WHAT YOU WILL DO: Each line holding the word "type" must appear in the answer, copied from the entries.

DATA FOR THE TASK:

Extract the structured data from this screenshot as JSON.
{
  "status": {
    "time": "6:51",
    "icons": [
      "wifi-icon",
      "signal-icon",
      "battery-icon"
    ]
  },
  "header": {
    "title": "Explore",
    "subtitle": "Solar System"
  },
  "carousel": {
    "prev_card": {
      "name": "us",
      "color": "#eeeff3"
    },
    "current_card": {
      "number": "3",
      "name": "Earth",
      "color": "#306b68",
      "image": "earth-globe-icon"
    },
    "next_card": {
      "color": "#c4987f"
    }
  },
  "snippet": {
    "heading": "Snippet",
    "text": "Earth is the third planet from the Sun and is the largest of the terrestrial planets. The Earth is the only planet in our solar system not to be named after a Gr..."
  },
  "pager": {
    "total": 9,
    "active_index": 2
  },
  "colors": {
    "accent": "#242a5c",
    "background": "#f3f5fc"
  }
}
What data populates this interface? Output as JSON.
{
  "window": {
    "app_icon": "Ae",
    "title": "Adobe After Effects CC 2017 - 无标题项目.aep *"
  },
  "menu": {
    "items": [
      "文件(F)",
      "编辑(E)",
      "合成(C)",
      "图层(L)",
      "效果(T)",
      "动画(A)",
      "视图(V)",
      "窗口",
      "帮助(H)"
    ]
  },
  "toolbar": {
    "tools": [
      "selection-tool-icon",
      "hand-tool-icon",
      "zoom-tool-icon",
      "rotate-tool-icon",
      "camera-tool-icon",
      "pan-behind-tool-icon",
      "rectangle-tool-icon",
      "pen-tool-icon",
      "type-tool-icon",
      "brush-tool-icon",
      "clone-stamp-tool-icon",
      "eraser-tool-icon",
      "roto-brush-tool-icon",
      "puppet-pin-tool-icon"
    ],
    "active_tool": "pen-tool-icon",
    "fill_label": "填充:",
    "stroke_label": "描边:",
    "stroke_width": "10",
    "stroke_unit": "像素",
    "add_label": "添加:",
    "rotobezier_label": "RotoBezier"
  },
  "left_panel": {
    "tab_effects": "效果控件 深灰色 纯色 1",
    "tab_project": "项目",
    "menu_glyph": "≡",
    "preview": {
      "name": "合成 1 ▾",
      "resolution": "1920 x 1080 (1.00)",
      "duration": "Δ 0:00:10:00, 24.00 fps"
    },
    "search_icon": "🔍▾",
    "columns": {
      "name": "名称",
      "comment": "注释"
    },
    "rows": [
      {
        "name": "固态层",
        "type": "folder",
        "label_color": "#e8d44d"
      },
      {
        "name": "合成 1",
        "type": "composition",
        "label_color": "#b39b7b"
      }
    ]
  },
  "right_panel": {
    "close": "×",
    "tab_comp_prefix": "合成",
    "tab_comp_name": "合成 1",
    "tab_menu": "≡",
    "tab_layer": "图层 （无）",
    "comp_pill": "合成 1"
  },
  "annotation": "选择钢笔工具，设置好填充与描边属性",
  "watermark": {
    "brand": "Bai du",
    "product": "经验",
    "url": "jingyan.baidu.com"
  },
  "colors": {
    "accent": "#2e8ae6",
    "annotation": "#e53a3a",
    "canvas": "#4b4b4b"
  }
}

PROBLEM SOLUTION:
      "type-tool-icon",
        "type": "folder",
        "type": "composition",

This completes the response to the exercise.